*126 "Within the period set by the statute of limitations, the defendants have the essential information necessary to determine both the subject matter and size of the prospective litigation, whether the actual trial is conducted in the form of a class action, as a joint suit, or as a principal suit with additional intervenors."

414 U.S. at 555, 94 S. Ct. at 767 (footnote omitted) (emphasis supplied).

The conclusion that the benefit of the American Pipe tolling rule is limited to those class members who seek to intervene in the original class suit, and is inapplicable to independent suits on which the statute of limitations has otherwise run, has been reached by a number of courts. See, e. g., Stull v. Bayard, 561 F.2d 429, 433 (2d Cir. 1977), cert. denied, 434 U.S. 1035, 98 S. Ct. 769, 54 L. Ed. 2d 783 (1978); Arneil v. Ramsey, 550 F.2d 774, 783 (2d Cir. 1977); Gluck v. Amicor, Inc., 487 F. Supp. 608, 614-15 (S.D.N.Y.1980); Jefferson v. H. K. Porter Co., 485 F. Supp. 356, 360-61 (D.C.N.D.Ala. 1980); Wachovia Bank & Trust Co. v. National Student Marketing Corp., 461 F. Supp. 999, 1012 (D.C.D.C.1978). In addition, Part II of Judge Widener's opinion in Paxman v. Campbell, 612 F.2d 848, 855 (4th Cir. 1980) (en banc), in which all members of the court except for Judge Phillips concurred, suggests that if presented with the question, the Fourth Circuit would limit the rule of American Pipe to class members seeking to intervene in the original suit. See also 3B Moore's Federal Practice ¶ 23.90[3] at 23-555 to 23-556 n.16 (1980) ("Although the statute of limitations is tolled by the filing of a class action for purposes of permitting a member of the purported class to intervene after the class has been disallowed, it is doubtful that a class member will be permitted to bring an individual action after the statute of limitations has run.").

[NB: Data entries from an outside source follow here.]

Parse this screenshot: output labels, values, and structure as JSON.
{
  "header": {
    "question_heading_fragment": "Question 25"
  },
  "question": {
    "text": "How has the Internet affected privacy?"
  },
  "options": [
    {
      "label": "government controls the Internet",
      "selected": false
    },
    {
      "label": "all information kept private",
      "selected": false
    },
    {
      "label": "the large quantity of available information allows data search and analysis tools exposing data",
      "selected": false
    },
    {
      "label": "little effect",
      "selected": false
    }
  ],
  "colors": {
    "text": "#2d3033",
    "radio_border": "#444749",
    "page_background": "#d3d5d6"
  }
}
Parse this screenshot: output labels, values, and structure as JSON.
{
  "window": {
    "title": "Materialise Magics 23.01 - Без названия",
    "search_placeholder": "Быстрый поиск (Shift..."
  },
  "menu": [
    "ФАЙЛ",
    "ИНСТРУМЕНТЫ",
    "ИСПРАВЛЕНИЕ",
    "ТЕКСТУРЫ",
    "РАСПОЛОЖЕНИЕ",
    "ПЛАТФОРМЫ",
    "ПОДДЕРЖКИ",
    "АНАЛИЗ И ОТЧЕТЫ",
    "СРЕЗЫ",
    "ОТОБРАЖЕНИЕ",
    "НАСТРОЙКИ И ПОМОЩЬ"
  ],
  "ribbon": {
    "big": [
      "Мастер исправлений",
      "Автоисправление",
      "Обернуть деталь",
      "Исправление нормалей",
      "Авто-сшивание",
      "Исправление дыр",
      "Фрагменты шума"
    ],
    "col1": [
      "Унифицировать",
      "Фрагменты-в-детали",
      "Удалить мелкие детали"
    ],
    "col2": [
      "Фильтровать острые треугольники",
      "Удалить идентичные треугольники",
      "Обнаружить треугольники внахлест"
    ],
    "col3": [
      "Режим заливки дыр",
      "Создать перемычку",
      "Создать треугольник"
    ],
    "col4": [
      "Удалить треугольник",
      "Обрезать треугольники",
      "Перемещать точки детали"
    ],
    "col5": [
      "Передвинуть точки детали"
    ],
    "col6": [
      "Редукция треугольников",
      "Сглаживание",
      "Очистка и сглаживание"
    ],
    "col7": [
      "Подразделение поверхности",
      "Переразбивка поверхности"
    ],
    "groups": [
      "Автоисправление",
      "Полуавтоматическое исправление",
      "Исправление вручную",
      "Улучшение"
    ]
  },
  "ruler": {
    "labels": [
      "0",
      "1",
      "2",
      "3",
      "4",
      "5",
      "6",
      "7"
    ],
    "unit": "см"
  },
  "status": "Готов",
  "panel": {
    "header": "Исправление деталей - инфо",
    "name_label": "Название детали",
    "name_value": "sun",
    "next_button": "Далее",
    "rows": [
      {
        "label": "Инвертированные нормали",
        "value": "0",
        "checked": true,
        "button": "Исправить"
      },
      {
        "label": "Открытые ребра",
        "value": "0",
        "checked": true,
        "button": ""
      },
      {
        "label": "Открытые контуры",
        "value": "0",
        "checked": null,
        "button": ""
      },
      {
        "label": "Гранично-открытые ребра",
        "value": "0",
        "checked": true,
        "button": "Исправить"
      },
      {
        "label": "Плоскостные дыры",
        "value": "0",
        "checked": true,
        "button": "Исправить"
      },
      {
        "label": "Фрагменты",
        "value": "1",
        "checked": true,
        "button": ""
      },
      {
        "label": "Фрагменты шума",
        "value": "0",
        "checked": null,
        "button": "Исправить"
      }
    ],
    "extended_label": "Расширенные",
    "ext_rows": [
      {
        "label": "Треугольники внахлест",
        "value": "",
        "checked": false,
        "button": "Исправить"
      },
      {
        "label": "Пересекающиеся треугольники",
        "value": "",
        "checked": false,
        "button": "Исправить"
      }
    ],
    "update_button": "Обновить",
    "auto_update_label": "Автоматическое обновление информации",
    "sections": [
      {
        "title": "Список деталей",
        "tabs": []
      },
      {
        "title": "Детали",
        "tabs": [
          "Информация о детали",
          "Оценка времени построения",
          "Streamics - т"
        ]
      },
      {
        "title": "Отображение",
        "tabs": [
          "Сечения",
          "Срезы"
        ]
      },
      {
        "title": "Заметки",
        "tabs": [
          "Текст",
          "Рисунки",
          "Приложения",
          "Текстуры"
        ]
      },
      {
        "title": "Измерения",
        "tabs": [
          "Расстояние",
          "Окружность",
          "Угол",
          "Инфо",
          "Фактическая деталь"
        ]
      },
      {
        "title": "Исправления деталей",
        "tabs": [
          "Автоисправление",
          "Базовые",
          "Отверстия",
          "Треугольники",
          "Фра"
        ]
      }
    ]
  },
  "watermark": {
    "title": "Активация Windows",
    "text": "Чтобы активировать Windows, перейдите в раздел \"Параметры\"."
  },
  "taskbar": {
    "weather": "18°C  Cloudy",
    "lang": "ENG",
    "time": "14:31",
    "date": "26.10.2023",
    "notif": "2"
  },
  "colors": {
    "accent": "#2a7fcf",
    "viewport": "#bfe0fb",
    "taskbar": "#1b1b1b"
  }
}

Finally, the interpretation of American Pipe urged by Parker is unsupportable from a policy standpoint. Although relief under Title VII may be awarded on a class basis to those unnamed class members who have not exhausted their administrative remedies, see, e. g., Franks v. Bowman Transportation Co., Inc., 424 U.S. 747, 771, 96 S. Ct. 1251, 1267, 47 L. Ed. 2d 444 (1976); Albemarle Paper Co. v. Moody, 422 U.S. 405, 414 n.8, 95 S. Ct. 2362, 2370 n.8, 45 L. Ed. 2d 280 (1975), the rule urged by Parker would eviscerate Title VII's time limitations concerning suits brought by individual claimants. Under Parker's theory, if a broad based Title VII class action suit were filed against a particular defendant the period of limitations on all claims would be tolled. Once the trial court denied class status in the original suit, that defendant would be subject to untold numbers of individual Title VII suits brought by persons who had not timely pursued their administrative remedies.

In light of the purposes underlying Title VII's time limitations, this court doubts that the Supreme Court would sanction, or that Congress intended, the result urged by Parker. The court holds, therefore, that the tolling rule of American Pipe is applicable only to Title VII class members who seek intervention in the original suit. Consequently, Parker's 90-day period for filing suit was not tolled by the Pendleton suit, and his filing of the instant case on October 27, 1980, was untimely.

Accordingly, it is this 20th day of April, 1981, ORDERED:

(1) Crown's motion for summary judgment is GRANTED.

(2) The Clerk is instructed to forward a copy of this Memorandum and Order to counsel for the parties.